  • bioremediation
  • capsule
  • cell wall
  • endospore
  • endotoxin
  • exotoxin
  • flagellin
  • flagellum (pl. flagella)
  • gram-positive
  • gram-negative
  • Gram's stain
  • lipopolysaccharide
  • peptidoglycan
  • plasma membrane
  • sporulation
  • taxis

Case Study for Prokaryotes II

The bacterium Clostridium botulinum produces one of the most potent human toxins known – the botulism toxin. This toxin has the effect of inhibiting the neurotransmitter acetylcholine which is required for a nerve to stimulate a muscle. As a result, a person who has ingested the botulism toxin suffers from flaccid paralysis which can lead to death. (Cosmetic surgeons have taken advantage of the actions of this toxin to use in the control of wrinkles. The toxin, at low concentrations, interferes with the underlying muscles' ability to contract which smoothes out wrinkles, particularly between the eyes and on the forehead).

Clostridium botulinum is an anaerobic gram positive bacterium. The actively growing cells are intolerant of oxygen (in other words, exposure to too much oxygen is lethal to these bacteria) but they can form resistant spores that withstand exposure to O2.  Sporulation can only occur in anaerobic environments and the neurotoxin is only produced during sporulation.   This bacterium is widely distributed in soil, sediments of lakes and ponds, and decaying vegetation. Illness and death due to Clostridium is not due to an infection but rather intoxication as a result of consuming the toxin (the bacterium itself does not cause illness but the neurotoxin it produces does).

In the United States, one of the most common routes of exposure to the botulism toxin is due to the consumption of improperly canned foods. Some people have expressed concern that Clostridium botulinum could be used in a terrorist attack.

Clostridium botulinum bacteria up close. 
Image courtesy of the US Centers for Disease Control.

  • What advantage does sporulation provide the Clostridium botulinum bacterium?
  • What conditions would be necessary for a canned food product to become tainted with botulism?
  • How is botulism poisoning prevented?
  • Why would a large scale release of Clostridium botulinum be an ineffective way to poison a large number of people?

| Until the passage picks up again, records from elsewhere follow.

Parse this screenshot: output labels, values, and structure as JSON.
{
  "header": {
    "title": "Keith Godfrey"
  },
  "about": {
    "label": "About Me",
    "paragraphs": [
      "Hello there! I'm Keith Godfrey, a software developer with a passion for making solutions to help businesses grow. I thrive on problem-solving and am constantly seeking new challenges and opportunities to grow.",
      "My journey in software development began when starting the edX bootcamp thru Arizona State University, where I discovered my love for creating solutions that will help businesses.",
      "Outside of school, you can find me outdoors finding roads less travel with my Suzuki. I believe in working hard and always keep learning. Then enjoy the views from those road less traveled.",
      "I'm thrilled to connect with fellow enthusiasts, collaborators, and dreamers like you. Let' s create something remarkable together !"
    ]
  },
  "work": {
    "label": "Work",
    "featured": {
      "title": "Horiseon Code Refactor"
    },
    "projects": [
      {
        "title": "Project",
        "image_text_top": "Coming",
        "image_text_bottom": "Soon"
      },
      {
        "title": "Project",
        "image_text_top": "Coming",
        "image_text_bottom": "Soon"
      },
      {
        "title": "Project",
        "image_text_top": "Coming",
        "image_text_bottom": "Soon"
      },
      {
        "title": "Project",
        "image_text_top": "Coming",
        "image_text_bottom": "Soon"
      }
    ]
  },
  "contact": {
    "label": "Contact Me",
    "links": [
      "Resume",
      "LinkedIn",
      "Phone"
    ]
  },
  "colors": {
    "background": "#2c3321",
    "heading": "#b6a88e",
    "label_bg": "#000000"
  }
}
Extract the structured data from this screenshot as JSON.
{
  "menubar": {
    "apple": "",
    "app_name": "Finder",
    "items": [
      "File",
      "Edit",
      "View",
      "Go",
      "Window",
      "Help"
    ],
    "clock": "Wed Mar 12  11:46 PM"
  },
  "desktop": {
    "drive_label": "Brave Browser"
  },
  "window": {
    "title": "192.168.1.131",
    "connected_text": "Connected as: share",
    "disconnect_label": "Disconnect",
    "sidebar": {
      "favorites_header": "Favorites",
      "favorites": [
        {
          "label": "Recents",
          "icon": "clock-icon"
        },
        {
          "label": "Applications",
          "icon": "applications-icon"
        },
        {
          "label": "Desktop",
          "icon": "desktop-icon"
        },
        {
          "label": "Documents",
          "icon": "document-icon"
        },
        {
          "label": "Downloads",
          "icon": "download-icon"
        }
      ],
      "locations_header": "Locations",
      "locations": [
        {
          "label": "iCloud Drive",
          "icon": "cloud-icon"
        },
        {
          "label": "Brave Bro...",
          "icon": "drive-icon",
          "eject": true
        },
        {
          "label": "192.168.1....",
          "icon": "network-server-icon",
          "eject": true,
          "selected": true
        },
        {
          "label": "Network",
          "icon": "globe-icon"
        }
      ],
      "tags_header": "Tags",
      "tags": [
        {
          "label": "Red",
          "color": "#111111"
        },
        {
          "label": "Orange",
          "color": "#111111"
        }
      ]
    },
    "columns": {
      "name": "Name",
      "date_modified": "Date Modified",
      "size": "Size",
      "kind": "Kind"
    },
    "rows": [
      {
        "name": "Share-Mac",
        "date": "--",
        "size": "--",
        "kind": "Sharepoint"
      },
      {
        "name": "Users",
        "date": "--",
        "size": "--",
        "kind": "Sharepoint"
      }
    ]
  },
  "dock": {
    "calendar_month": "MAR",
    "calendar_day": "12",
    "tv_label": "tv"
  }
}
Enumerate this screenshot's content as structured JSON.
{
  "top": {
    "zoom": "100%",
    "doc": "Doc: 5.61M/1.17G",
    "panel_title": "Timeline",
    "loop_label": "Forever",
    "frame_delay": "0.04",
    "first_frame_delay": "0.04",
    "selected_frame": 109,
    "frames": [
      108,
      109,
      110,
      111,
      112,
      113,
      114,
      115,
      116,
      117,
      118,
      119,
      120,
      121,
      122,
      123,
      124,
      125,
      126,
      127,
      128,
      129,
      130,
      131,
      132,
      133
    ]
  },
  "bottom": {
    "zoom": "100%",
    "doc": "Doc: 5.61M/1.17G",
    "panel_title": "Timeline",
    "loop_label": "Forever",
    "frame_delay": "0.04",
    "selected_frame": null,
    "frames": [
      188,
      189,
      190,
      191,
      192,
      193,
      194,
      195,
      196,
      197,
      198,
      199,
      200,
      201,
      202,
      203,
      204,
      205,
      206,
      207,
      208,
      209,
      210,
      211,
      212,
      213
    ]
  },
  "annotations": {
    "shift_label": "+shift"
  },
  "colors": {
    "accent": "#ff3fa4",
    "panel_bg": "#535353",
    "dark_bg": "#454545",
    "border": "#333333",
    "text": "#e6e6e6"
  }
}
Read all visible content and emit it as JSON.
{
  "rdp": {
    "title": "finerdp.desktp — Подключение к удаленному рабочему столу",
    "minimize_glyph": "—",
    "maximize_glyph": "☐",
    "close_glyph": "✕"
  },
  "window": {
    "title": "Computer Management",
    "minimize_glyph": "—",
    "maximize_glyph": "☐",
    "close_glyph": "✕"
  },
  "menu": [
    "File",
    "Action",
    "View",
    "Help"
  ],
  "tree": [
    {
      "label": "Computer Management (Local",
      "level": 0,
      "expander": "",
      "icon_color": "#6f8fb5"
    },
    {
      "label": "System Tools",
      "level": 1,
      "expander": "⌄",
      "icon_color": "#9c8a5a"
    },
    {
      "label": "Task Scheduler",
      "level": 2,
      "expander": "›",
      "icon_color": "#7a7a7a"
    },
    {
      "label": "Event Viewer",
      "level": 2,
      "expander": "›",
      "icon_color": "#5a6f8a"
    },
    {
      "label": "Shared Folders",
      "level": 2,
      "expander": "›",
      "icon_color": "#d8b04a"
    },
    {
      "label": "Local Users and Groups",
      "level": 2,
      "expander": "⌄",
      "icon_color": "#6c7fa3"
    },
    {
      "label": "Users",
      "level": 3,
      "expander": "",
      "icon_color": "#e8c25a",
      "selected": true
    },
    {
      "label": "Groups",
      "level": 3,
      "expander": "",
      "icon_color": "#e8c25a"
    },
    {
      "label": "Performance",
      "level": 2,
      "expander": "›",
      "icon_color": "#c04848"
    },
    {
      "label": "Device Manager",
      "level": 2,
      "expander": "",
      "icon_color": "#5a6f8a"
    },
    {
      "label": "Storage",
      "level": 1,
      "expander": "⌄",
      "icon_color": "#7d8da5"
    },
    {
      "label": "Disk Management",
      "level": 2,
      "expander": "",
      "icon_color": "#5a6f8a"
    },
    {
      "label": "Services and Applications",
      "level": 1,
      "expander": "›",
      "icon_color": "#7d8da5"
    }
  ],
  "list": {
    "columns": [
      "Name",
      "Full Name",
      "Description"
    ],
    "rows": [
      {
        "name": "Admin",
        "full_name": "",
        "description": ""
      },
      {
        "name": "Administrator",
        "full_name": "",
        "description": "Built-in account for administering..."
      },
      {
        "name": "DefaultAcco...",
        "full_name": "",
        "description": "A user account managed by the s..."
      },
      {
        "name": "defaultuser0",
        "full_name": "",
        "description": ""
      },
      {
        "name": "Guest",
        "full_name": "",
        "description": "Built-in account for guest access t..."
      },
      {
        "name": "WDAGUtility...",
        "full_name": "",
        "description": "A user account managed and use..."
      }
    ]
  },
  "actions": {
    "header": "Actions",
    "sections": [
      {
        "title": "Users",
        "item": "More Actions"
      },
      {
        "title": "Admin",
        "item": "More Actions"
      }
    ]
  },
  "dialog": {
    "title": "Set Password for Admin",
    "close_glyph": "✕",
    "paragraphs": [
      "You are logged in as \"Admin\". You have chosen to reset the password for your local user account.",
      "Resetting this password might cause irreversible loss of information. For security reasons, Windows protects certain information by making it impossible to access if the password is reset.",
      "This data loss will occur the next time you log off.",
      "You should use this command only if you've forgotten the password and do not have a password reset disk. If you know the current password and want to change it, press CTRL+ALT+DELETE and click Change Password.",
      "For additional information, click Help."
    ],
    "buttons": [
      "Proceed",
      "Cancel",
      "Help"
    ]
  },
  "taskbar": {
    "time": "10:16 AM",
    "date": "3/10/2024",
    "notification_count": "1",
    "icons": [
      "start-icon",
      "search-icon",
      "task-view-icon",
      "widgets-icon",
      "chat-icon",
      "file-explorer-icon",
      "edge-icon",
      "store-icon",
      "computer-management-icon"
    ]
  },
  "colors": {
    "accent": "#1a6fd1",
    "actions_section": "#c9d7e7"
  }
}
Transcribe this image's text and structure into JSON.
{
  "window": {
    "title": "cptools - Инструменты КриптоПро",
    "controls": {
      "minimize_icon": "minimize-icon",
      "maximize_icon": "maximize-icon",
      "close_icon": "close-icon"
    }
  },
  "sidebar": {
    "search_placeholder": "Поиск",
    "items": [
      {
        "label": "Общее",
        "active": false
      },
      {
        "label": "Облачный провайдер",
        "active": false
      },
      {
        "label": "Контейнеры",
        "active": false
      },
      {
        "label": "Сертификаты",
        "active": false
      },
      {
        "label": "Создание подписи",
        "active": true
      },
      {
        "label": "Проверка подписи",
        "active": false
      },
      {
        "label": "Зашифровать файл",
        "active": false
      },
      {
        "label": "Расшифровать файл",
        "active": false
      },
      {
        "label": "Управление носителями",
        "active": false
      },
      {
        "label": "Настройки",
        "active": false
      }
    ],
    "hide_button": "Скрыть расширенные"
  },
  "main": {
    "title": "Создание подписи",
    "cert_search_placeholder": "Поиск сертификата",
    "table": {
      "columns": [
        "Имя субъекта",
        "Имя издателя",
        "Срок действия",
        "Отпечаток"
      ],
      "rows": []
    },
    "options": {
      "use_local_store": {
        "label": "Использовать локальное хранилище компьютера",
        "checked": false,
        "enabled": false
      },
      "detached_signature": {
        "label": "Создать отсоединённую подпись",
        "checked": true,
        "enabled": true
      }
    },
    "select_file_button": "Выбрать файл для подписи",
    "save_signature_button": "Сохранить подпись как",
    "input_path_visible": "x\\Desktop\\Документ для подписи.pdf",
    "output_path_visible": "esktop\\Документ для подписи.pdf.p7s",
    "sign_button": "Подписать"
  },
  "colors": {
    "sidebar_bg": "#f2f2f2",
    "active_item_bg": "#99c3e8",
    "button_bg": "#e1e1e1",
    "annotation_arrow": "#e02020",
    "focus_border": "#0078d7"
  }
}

Now that you have read this tutorial and worked through the case study, go to ANGEL and take the tutorial quiz to test your understanding.  Questions?  Either send your instructor a message through ANGEL or attend instructor office hours (the times and places are posted on ANGEL).